Reasons Why I Don’t Want a Midwife At My Birth
Reasons why I don’t want a midwife I’ve stated most of these in my book, during interviews or conversations:
Since I view birth as something that is private, I don’t want to feel as if I am “performing” in front of others. I don’t want a room full of other women watching and helping me birth a child.
An agreement with a midwife is a temporary contractual arrangement. You pay for services. Some women bond too closely with their midwives, as do women with their doctors it’s not completely healthy (psychologically) and is often an unequal perceived friendship.
Midwives are bound by state laws, some of which are arbitrary or enacted because someone thinks there is an increased risk or possibility of danger. My sister-in- law had a midwife attended birth in the state of Virginia recently and if she did not produce the baby within 18 hours of the amniotic sac / water breaking, she would have to be transported to the hospital. Some women take up to 25 or 30 hours; some unassisted birthers have been known to have 41-44 weeks gestation before the baby decided to be born.
Some midwives act as “medwives,” bringing some of the medical procedures done in the hospital into the home. Childbirth, in my view, is not a medical procedure. We need doctors and midwives in certain circumstances, but not for normal, routine births.
Having “strangers” at your birth can inhibit the birth process, thus interfering with the “normal” unfolding of events. Each birth is like a story, containing an introduction, rising action and climax. Unassisted birth allows for the full cycle to take place with limited interference. Here’s what author Laura Shanley says about the hormonal effects on the birth process:
It has also been shown that social subordination (feeling dominated by, or inferior to someone) can suppress estrogen levels as effectively as the removal of ovaries (Robert M. Sapolsky, Why Zebras Don't Get Ulcers, W. H. Freeman & Company, 1998). Since a rise in estrogen is known to be the central key for normal labor and delivery, if a woman giving birth feels dominated by her midwife, this alone can alter the course of her labor.
This could explain why some women report feeling a change in the "energy" when a midwife or doctor enters the room. If the laboring woman views this person as an authority figure, her estrogen levels can literally plummet. Without estrogen, the fibrous tissue cannot soften and childbirth becomes impossible.

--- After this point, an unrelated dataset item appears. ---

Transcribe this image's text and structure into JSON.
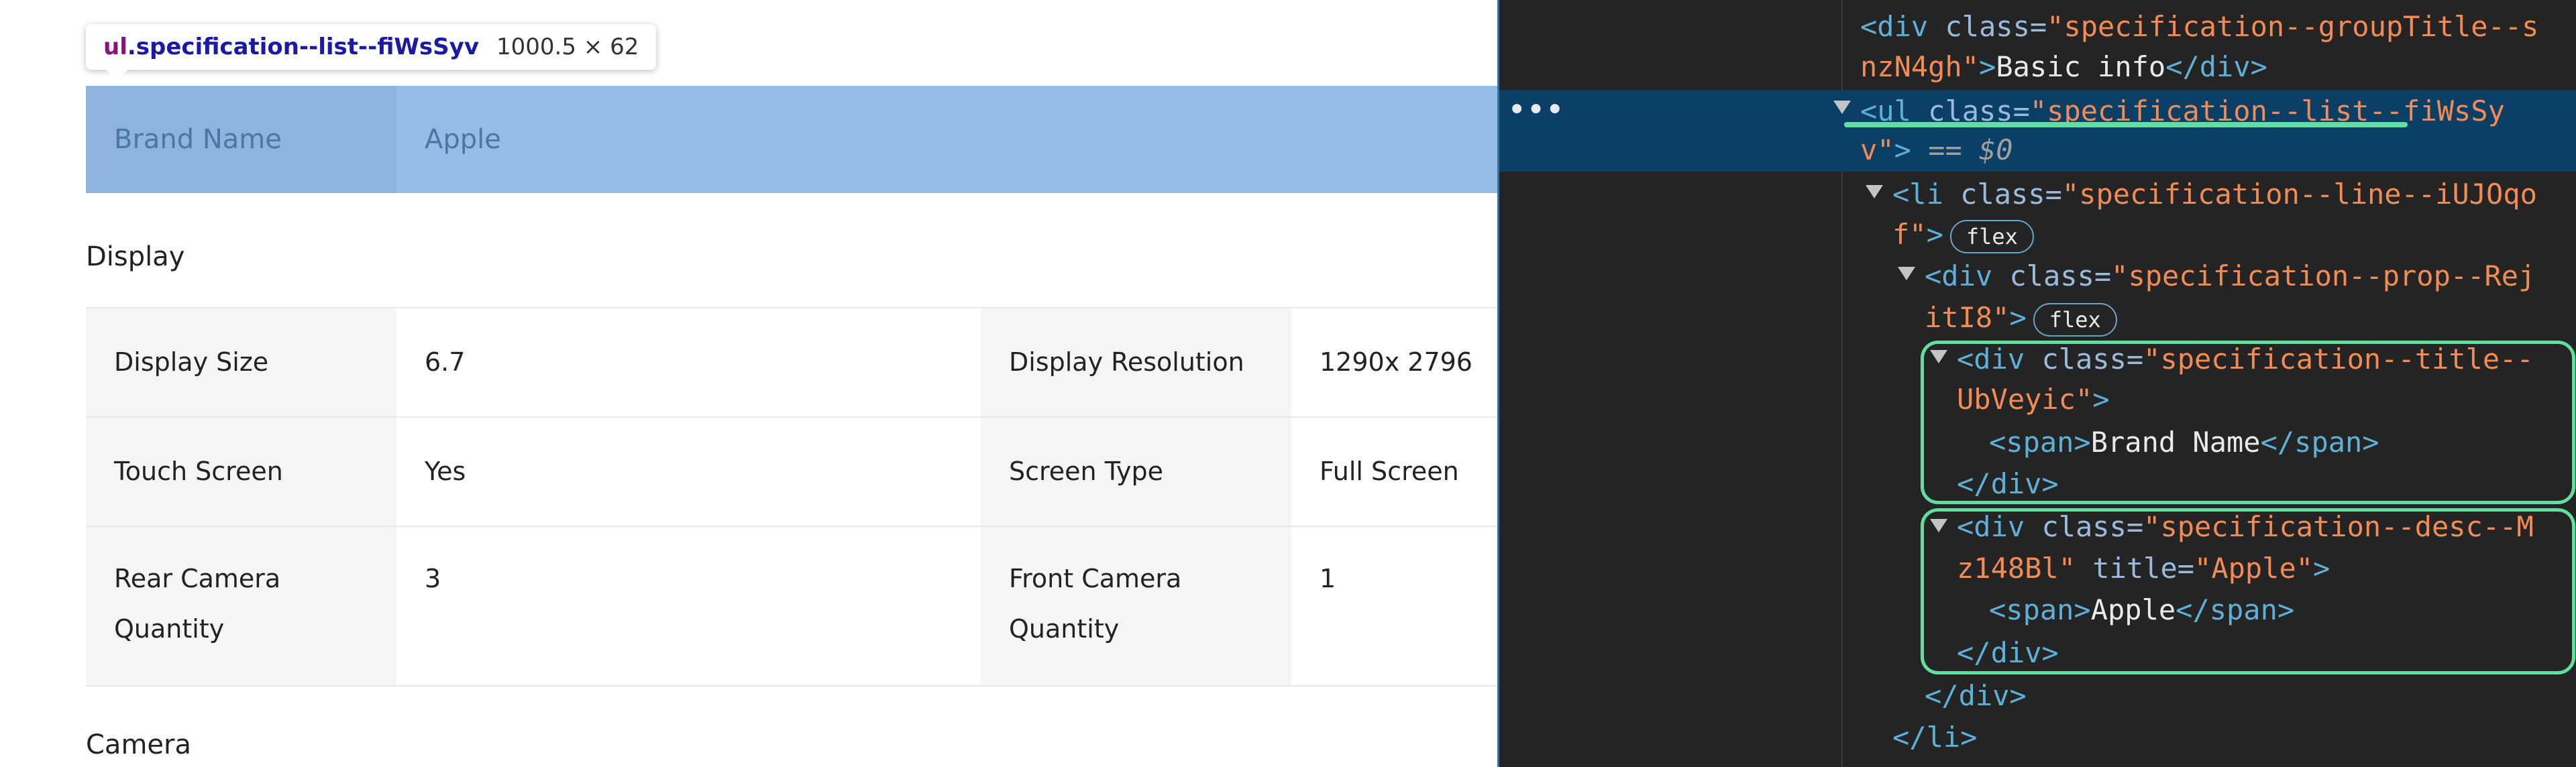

Estrogen is also needed to close the womb. So when a midwife or doctor claims they have prevented a woman from hemorrhaging, they have no way of knowing if the hemorrhage would have occurred if they hadn't been at the birth.